Another has passed through the portal from your world, he said. A champion who we found was able to wield the star-forged sword in your stead.
Yeah? I said.
Yes. The Dread Vigil has been beaten back, though not yet destroyed. The kingdom has hope again.
The knight looked up at me. That trusting smile he’d had on his face the first time he came was gone. The expression he gave me now was harder to describe - a mix of emotions, caught up in unsaid words. I wondered if he had the same trouble speaking his mind here that I did.
The champion is about the same age as you were in the days of the Devourer, I think, he said. He says he has no place in the world he was born in. He says he has nothing he feels is worth going back to. The same kinds of things I used to hear from you.
I nodded again, still not saying anything. What was there to say?
There’s one more thing I should tell you.

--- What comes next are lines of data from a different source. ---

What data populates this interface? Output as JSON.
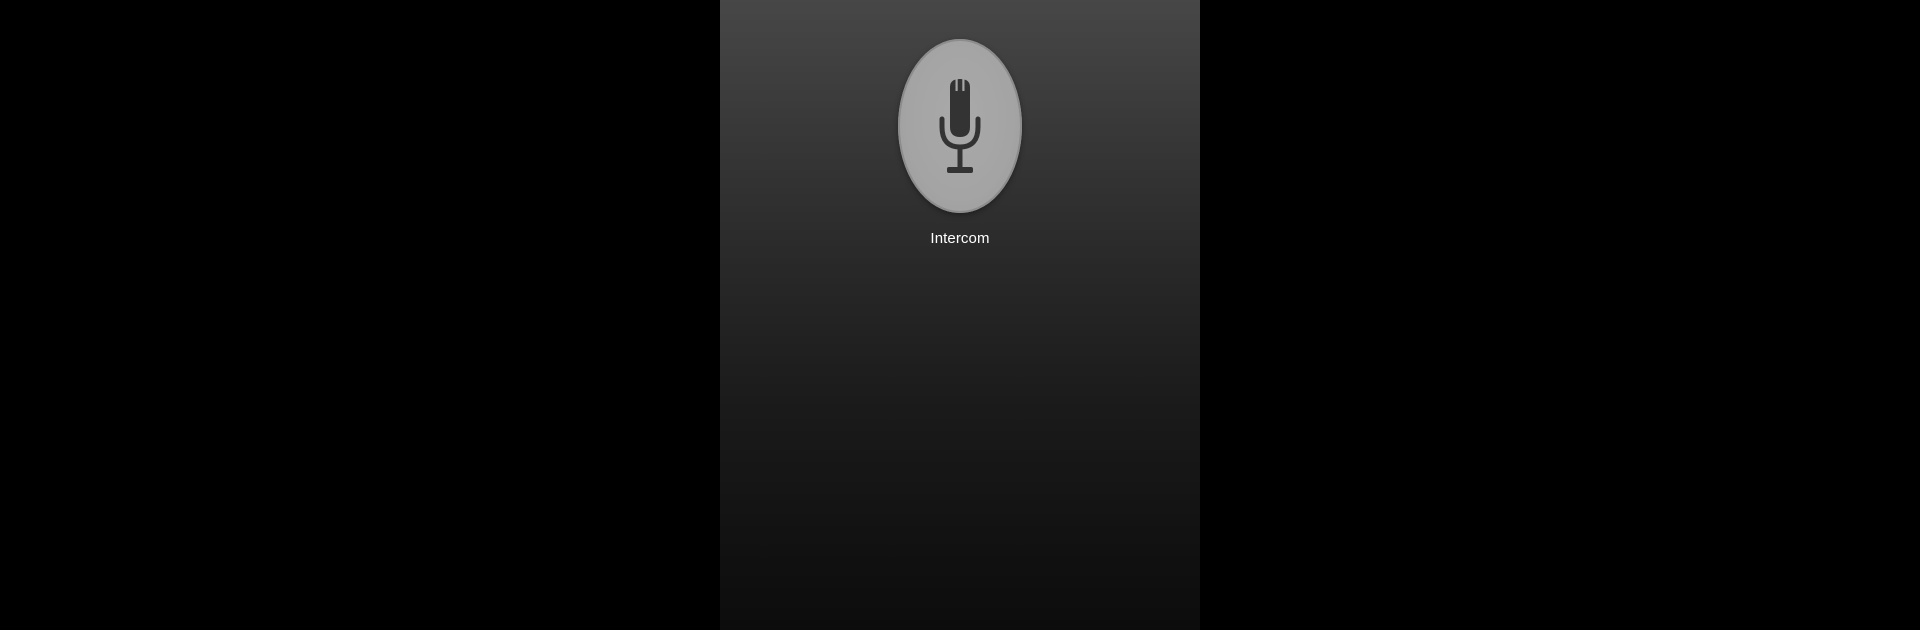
{
  "intercom": {
    "label": "Intercom",
    "icon": "microphone-icon"
  },
  "colors": {
    "outer_background": "#000000",
    "screen_gradient_top": "#474747",
    "screen_gradient_bottom": "#0c0c0c",
    "button_fill": "#a6a6a6",
    "icon_color": "#333333",
    "label_color": "#ffffff"
  }
}
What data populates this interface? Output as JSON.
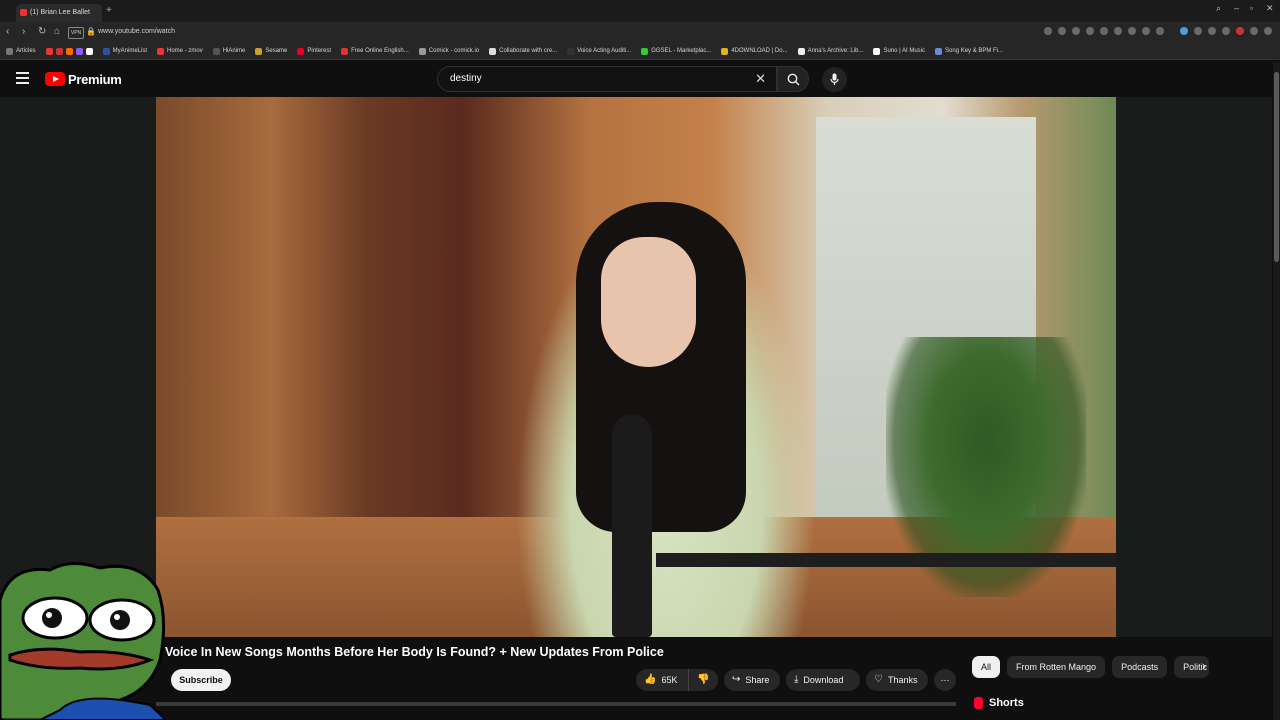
{
  "browser": {
    "tab_title": "(1) Brian Lee Ballet",
    "url": "www.youtube.com/watch",
    "vpn_label": "VPN",
    "bookmarks": [
      "Articles",
      "MyAnimeList",
      "Home - zmov",
      "HiAnime",
      "Sesame",
      "Pinterest",
      "Free Online English...",
      "Comick - comick.io",
      "Collaborate with cre...",
      "Voice Acting Auditi...",
      "GGSEL - Marketplac...",
      "4DOWNLOAD | Do...",
      "Anna's Archive: Lib...",
      "Suno | AI Music",
      "Song Key & BPM Fi..."
    ]
  },
  "header": {
    "logo_text": "Premium",
    "search_value": "destiny"
  },
  "video": {
    "title": "Voice In New Songs Months Before Her Body Is Found? + New Updates From Police",
    "subscribe_label": "Subscribe",
    "likes": "65K",
    "share_label": "Share",
    "download_label": "Download",
    "thanks_label": "Thanks",
    "more_label": "⋯"
  },
  "sidebar": {
    "chips": [
      "All",
      "From Rotten Mango",
      "Podcasts",
      "Politic"
    ],
    "shorts_label": "Shorts"
  },
  "colors": {
    "brand": "#ff0000",
    "background": "#0f0f0f",
    "pill": "#272727"
  }
}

He reached into a bag he was carrying over his shoulder, and pulled out a weaving; it was the kind artists the kingdom over made to commemorate the greatest heroes of their time. I stood in the center of it, wielding my sword, surrounded on all sides by the enemies I’d killed.
When the Dread Vigil was at the height of his power, said the knight, he heard our people were counting on you for deliverance. So he decided to destroy all memories of you from the kingdom. He destroyed all artists’ depictions of you, and slaughtered every bard who knew your songs. This is all I managed to save.
He handed it to me. I think you should have it.
The fabric was soft in my hands. Softer than any substance is in our world. I stared at my own face, still young and round but with that old determination in my eyes, the determination I’d mustered when I’d been charged to protect thousands of lives.
I stared at it, and I held the fabric tight, and I suddenly wanted to cry.
I can’t take this, I said.
He blinked. Why not?
I pushed it back into his hands, releasing it and stepping away. Already this room hung with ancient tapestries was beginning to look less distinct. Already his face was going fuzzy.
I can’t take it, I said, because it’s not real.
I’ll never forget the last look he gave me. All I could really see anymore were his eyes, but they had this look of mourning in them, like I’d just broken his heart a thousand times in a single sentence.
I watched you do the impossible, the knight said. I watched you find the strength a thousand armies couldn’t find. I will miss you, Ancient One.
I held out my hands to him. Can you at least be happy for me?
But I never heard his response. Should have known the conversation would be cut short. I woke up to the dark, to the cold of February’s final snowstorm.